Copy each of the following entries back without change.

_Extracted records_
- - - - - - -

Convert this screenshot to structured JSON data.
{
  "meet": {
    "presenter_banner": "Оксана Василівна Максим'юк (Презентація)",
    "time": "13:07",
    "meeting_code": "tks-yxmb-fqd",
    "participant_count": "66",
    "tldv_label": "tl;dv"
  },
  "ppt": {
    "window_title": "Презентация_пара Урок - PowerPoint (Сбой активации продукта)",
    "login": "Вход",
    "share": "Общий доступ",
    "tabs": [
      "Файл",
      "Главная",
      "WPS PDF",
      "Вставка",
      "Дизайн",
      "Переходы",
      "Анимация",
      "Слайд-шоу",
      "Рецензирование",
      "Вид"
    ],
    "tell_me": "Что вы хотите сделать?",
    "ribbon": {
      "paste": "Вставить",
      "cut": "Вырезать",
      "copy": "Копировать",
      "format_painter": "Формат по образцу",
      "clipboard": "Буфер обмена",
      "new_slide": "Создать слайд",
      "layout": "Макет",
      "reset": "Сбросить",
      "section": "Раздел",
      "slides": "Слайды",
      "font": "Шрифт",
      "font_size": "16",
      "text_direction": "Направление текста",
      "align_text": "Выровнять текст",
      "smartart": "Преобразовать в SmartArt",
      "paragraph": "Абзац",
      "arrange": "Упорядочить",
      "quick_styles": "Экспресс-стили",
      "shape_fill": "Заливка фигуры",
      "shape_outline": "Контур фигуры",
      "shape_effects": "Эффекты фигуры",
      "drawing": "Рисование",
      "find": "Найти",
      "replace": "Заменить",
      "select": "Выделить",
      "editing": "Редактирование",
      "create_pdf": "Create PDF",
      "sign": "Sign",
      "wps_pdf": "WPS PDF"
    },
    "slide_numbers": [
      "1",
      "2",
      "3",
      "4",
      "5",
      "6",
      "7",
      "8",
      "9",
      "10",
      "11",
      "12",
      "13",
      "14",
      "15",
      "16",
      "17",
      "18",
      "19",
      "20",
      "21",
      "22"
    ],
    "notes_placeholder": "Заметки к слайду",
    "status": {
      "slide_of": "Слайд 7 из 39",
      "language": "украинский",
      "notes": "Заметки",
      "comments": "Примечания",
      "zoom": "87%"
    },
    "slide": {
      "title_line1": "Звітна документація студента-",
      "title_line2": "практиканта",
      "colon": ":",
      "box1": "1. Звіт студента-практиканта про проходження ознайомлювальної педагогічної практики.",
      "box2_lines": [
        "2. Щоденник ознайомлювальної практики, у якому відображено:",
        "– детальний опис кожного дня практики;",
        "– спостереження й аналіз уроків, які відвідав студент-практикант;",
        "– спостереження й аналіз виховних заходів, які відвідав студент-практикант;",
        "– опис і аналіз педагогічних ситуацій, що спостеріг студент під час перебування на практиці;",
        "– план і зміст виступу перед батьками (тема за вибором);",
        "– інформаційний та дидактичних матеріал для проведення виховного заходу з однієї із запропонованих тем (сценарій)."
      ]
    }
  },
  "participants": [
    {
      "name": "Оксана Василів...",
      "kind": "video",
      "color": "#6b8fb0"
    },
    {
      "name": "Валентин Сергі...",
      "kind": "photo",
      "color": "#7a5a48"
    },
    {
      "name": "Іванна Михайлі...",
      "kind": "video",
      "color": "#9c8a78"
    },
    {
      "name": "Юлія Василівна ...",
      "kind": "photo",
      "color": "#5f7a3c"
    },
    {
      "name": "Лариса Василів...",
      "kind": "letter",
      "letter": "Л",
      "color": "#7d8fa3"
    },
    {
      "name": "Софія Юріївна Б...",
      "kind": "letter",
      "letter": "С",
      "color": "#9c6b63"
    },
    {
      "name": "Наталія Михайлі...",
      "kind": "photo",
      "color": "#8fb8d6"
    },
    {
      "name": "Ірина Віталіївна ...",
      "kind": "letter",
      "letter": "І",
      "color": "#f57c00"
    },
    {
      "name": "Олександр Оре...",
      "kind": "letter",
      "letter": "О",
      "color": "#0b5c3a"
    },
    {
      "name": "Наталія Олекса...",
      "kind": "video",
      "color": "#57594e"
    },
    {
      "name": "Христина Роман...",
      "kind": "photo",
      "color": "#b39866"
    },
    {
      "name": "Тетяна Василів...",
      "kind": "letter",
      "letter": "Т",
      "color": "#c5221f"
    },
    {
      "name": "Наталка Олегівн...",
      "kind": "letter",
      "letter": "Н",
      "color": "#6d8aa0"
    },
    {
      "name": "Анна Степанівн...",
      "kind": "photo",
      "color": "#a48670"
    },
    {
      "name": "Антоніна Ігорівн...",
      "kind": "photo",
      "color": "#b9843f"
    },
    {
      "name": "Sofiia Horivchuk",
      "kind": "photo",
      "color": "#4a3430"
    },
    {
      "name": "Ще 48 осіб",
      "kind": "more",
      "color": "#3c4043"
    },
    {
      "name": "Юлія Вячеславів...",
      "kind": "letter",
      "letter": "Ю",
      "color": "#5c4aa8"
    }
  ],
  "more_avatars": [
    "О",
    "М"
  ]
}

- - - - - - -

_Response to the task_
Convert this screenshot to structured JSON data.
{
  "meet": {
    "presenter_banner": "Оксана Василівна Максим'юк (Презентація)",
    "time": "13:07",
    "meeting_code": "tks-yxmb-fqd",
    "participant_count": "66",
    "tldv_label": "tl;dv"
  },
  "ppt": {
    "window_title": "Презентация_пара Урок - PowerPoint (Сбой активации продукта)",
    "login": "Вход",
    "share": "Общий доступ",
    "tabs": [
      "Файл",
      "Главная",
      "WPS PDF",
      "Вставка",
      "Дизайн",
      "Переходы",
      "Анимация",
      "Слайд-шоу",
      "Рецензирование",
      "Вид"
    ],
    "tell_me": "Что вы хотите сделать?",
    "ribbon": {
      "paste": "Вставить",
      "cut": "Вырезать",
      "copy": "Копировать",
      "format_painter": "Формат по образцу",
      "clipboard": "Буфер обмена",
      "new_slide": "Создать слайд",
      "layout": "Макет",
      "reset": "Сбросить",
      "section": "Раздел",
      "slides": "Слайды",
      "font": "Шрифт",
      "font_size": "16",
      "text_direction": "Направление текста",
      "align_text": "Выровнять текст",
      "smartart": "Преобразовать в SmartArt",
      "paragraph": "Абзац",
      "arrange": "Упорядочить",
      "quick_styles": "Экспресс-стили",
      "shape_fill": "Заливка фигуры",
      "shape_outline": "Контур фигуры",
      "shape_effects": "Эффекты фигуры",
      "drawing": "Рисование",
      "find": "Найти",
      "replace": "Заменить",
      "select": "Выделить",
      "editing": "Редактирование",
      "create_pdf": "Create PDF",
      "sign": "Sign",
      "wps_pdf": "WPS PDF"
    },
    "slide_numbers": [
      "1",
      "2",
      "3",
      "4",
      "5",
      "6",
      "7",
      "8",
      "9",
      "10",
      "11",
      "12",
      "13",
      "14",
      "15",
      "16",
      "17",
      "18",
      "19",
      "20",
      "21",
      "22"
    ],
    "notes_placeholder": "Заметки к слайду",
    "status": {
      "slide_of": "Слайд 7 из 39",
      "language": "украинский",
      "notes": "Заметки",
      "comments": "Примечания",
      "zoom": "87%"
    },
    "slide": {
      "title_line1": "Звітна документація студента-",
      "title_line2": "практиканта",
      "colon": ":",
      "box1": "1. Звіт студента-практиканта про проходження ознайомлювальної педагогічної практики.",
      "box2_lines": [
        "2. Щоденник ознайомлювальної практики, у якому відображено:",
        "– детальний опис кожного дня практики;",
        "– спостереження й аналіз уроків, які відвідав студент-практикант;",
        "– спостереження й аналіз виховних заходів, які відвідав студент-практикант;",
        "– опис і аналіз педагогічних ситуацій, що спостеріг студент під час перебування на практиці;",
        "– план і зміст виступу перед батьками (тема за вибором);",
        "– інформаційний та дидактичних матеріал для проведення виховного заходу з однієї із запропонованих тем (сценарій)."
      ]
    }
  },
  "participants": [
    {
      "name": "Оксана Василів...",
      "kind": "video",
      "color": "#6b8fb0"
    },
    {
      "name": "Валентин Сергі...",
      "kind": "photo",
      "color": "#7a5a48"
    },
    {
      "name": "Іванна Михайлі...",
      "kind": "video",
      "color": "#9c8a78"
    },
    {
      "name": "Юлія Василівна ...",
      "kind": "photo",
      "color": "#5f7a3c"
    },
    {
      "name": "Лариса Василів...",
      "kind": "letter",
      "letter": "Л",
      "color": "#7d8fa3"
    },
    {
      "name": "Софія Юріївна Б...",
      "kind": "letter",
      "letter": "С",
      "color": "#9c6b63"
    },
    {
      "name": "Наталія Михайлі...",
      "kind": "photo",
      "color": "#8fb8d6"
    },
    {
      "name": "Ірина Віталіївна ...",
      "kind": "letter",
      "letter": "І",
      "color": "#f57c00"
    },
    {
      "name": "Олександр Оре...",
      "kind": "letter",
      "letter": "О",
      "color": "#0b5c3a"
    },
    {
      "name": "Наталія Олекса...",
      "kind": "video",
      "color": "#57594e"
    },
    {
      "name": "Христина Роман...",
      "kind": "photo",
      "color": "#b39866"
    },
    {
      "name": "Тетяна Василів...",
      "kind": "letter",
      "letter": "Т",
      "color": "#c5221f"
    },
    {
      "name": "Наталка Олегівн...",
      "kind": "letter",
      "letter": "Н",
      "color": "#6d8aa0"
    },
    {
      "name": "Анна Степанівн...",
      "kind": "photo",
      "color": "#a48670"
    },
    {
      "name": "Антоніна Ігорівн...",
      "kind": "photo",
      "color": "#b9843f"
    },
    {
      "name": "Sofiia Horivchuk",
      "kind": "photo",
      "color": "#4a3430"
    },
    {
      "name": "Ще 48 осіб",
      "kind": "more",
      "color": "#3c4043"
    },
    {
      "name": "Юлія Вячеславів...",
      "kind": "letter",
      "letter": "Ю",
      "color": "#5c4aa8"
    }
  ],
  "more_avatars": [
    "О",
    "М"
  ]
}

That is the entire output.